For a long time, sustainability was seen as an environmental issue that represented an unwelcome trade-off with strong economic growth. But now it encompasses a more mutually dependent set of environmental, economic, and social goals.
Blog posts on "Post-2015 Development Agenda"
Improving the lives of women and girls was part of the MDGs when they were adopted in 2000. Since then, much progress has been made—particularly on education—but that progress has been uneven and insufficient in many countries.
In our August blog poll, we asked readers what they believe to be the priority sources of funding for the new Sustainable Development Goals (SDGs) set to be implemented on 1 January 2016. ADB has been getting prepared ahead of time, especially on the financing question.
The OECD has finally acknowledged the diversity of risks and vulnerabilities that lead to fragility. ADB’s own proposed fragility index considers fragility as a complex and multidimensional issue.
A focus on inclusion in the new SDGs is vital for Asia and the Pacific, where inequality has risen some 20% in the past two decades, and around 1.4 billion people live under $2 a day.
In the run-up to its second high-level meeting in Kenya next year, the Global Partnership for Effective Development Cooperation will need to consider some difficult questions on what to focus on for the post-2015 world.
Working in fragile and conflict-affected situations in Asia and the Pacific requires development agencies to do business differently.
Recently, someone from one of our developing member countries commented that ADB is too small, slow and self-centered. This assessment might sound harsh, but the numbers speak for themselves.
As the dialogue on #Fin4Dev advances, multilateral development banks and the IMF have joined hands to seriously consider what they specifically can bring to the table in going from ideas to action. Here are 10 takeaways from last week's major #Fin4Dev conference in Addis Ababa.

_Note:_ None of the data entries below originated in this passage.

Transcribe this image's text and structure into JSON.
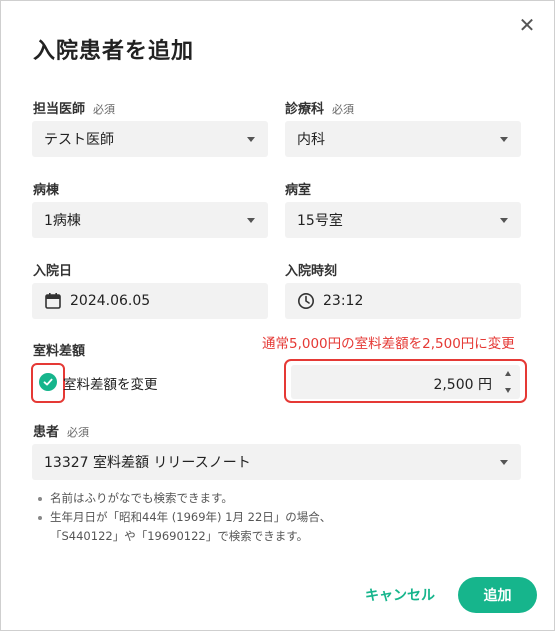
{
  "dialog": {
    "title": "入院患者を追加",
    "close_glyph": "✕"
  },
  "form": {
    "doctor": {
      "label": "担当医師",
      "required": "必須",
      "value": "テスト医師"
    },
    "department": {
      "label": "診療科",
      "required": "必須",
      "value": "内科"
    },
    "ward": {
      "label": "病棟",
      "value": "1病棟"
    },
    "room": {
      "label": "病室",
      "value": "15号室"
    },
    "admission_date": {
      "label": "入院日",
      "value": "2024.06.05",
      "icon": "calendar-icon"
    },
    "admission_time": {
      "label": "入院時刻",
      "value": "23:12",
      "icon": "clock-icon"
    },
    "room_fee": {
      "label": "室料差額",
      "checkbox_label": "室料差額を変更",
      "checked": true,
      "value": "2,500",
      "unit": "円"
    },
    "patient": {
      "label": "患者",
      "required": "必須",
      "value": "13327 室料差額 リリースノート"
    }
  },
  "annotation": {
    "text": "通常5,000円の室料差額を2,500円に変更",
    "color": "#e53935"
  },
  "notes": [
    "名前はふりがなでも検索できます。",
    "生年月日が「昭和44年 (1969年) 1月 22日」の場合、",
    "「S440122」や「19690122」で検索できます。"
  ],
  "actions": {
    "cancel": "キャンセル",
    "submit": "追加"
  },
  "colors": {
    "accent": "#16b58c",
    "field_bg": "#f2f2f2",
    "annotation_red": "#e53935"
  }
}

In its second report, the GCEC identifies 10 key economic opportunities that could close up to 96% of the gap between current emissions levels and those needed to limit the rise in global temperatures below 2°C.